* **Exercise**: Determine how many lines in the records below include the word "Анна" and output that number alone.
Records provided below:
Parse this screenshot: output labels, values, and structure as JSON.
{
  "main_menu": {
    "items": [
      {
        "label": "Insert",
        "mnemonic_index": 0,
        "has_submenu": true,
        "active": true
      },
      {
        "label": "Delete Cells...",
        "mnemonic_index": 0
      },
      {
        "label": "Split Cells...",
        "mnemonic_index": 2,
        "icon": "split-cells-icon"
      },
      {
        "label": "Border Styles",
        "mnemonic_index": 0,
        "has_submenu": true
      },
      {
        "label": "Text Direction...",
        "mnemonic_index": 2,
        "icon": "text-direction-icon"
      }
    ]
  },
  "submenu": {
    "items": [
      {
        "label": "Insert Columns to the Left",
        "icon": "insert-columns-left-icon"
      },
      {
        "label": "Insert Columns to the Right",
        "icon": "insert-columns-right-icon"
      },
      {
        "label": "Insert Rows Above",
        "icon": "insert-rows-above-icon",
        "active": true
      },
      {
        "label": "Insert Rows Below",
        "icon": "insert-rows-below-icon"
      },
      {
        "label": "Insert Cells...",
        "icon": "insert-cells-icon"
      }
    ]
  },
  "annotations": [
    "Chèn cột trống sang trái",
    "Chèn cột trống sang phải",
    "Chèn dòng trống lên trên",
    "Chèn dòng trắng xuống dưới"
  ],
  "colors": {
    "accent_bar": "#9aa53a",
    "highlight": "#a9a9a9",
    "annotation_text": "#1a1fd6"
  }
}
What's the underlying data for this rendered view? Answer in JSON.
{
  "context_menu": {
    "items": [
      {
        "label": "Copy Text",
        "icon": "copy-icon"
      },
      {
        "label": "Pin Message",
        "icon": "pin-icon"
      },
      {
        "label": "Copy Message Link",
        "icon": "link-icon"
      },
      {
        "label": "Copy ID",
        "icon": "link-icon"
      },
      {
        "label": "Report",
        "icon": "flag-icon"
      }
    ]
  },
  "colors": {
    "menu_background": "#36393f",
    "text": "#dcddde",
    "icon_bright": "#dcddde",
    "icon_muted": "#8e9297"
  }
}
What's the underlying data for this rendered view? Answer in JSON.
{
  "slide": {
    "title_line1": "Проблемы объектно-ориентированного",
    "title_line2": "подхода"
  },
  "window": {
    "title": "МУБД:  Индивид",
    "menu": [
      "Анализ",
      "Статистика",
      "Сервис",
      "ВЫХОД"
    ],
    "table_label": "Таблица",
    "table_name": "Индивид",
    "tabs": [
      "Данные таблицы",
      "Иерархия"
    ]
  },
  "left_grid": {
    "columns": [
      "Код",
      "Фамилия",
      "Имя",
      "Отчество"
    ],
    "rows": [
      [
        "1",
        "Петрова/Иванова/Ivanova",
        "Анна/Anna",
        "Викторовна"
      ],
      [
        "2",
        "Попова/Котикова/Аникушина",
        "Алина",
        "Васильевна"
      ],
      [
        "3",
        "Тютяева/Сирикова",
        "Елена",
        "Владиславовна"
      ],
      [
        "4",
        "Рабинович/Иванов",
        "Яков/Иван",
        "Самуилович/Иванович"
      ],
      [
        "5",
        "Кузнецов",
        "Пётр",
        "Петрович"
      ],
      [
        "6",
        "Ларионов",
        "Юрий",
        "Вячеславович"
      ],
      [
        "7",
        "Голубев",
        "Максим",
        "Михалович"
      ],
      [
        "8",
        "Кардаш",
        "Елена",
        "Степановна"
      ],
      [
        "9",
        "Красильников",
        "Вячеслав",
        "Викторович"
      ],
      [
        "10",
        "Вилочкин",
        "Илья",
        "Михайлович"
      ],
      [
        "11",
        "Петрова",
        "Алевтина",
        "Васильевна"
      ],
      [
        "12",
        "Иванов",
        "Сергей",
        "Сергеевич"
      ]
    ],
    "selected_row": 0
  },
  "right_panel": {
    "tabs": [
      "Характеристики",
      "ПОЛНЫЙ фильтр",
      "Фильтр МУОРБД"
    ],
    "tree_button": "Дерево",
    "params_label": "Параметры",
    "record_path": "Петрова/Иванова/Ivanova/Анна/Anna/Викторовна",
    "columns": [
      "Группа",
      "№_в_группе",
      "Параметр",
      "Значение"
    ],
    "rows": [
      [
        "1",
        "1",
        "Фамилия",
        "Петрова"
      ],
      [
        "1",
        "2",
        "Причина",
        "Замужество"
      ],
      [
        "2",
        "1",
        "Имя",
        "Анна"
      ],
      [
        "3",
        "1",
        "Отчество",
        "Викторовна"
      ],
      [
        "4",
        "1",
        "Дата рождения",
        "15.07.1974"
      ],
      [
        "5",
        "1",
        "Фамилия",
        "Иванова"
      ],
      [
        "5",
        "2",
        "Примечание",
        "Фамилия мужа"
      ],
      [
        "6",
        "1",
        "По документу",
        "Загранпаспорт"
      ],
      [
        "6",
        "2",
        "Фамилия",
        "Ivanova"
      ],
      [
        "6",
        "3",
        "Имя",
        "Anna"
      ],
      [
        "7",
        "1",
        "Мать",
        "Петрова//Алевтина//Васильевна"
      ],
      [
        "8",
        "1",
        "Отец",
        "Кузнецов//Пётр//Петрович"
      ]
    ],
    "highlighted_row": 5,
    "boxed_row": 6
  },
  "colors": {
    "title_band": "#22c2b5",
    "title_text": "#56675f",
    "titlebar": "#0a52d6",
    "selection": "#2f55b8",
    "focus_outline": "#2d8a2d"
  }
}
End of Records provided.
* **Task solution**: 3